And for me being a below-average homebrewer, it's even less of a concern
Would you be so kind to expand your rationale on HSA/ HSO being included in your myth list?
Primarily because it has been a boogeyman for so long, and that the myth part is not that it exists, but rather whether it will ruin your beer at the homebrew level. For a long time, it was treated like that. The monster under the bed. The simple fact is that at a homebrew level, its effects are not something the average homebrewer needs to be concerned with.
I agree that the attention given to HSA is particularly troublesome in contexts where we're trying to teach new all-grain brewers. If we could create an accurate priority list indicating where new all-grain brewers should focus their energy, in my mind a fundamental understanding of controlling mash pH (for example) would deliver way more bang for the buck than similar effort applied to minimizing HSA.
Out of curiosity, has anyone ever seen anything like this? I'm thinking of it as a kind of Maslow's hierarchy of brewing needs?
Anyway, I respect the continued debate and the fact that scientifically HSA is real. Determining the extent to which it impacts flavor and shelf-life will likely take years, and I'm excited to see where it goes. In the meantime, if we're mindful of the context it seems like we can adequately address the topic of HSA without it sucking up all of the "oxygen" required for other topics (yes, pun completely intended).
Denny sited Marshall's experiment with hsa as having no significant difference, but failed to mention that he consumed all the beer from both batches well before it had time to develop any oxidation. Sure both batches were the same when fresh, but wouldn't you expect that?

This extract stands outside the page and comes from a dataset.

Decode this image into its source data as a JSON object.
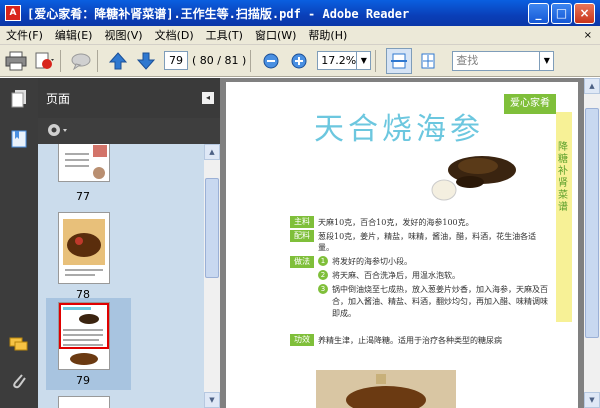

Then again how many homebrewers let their beer sit around for long enough to become oxidized?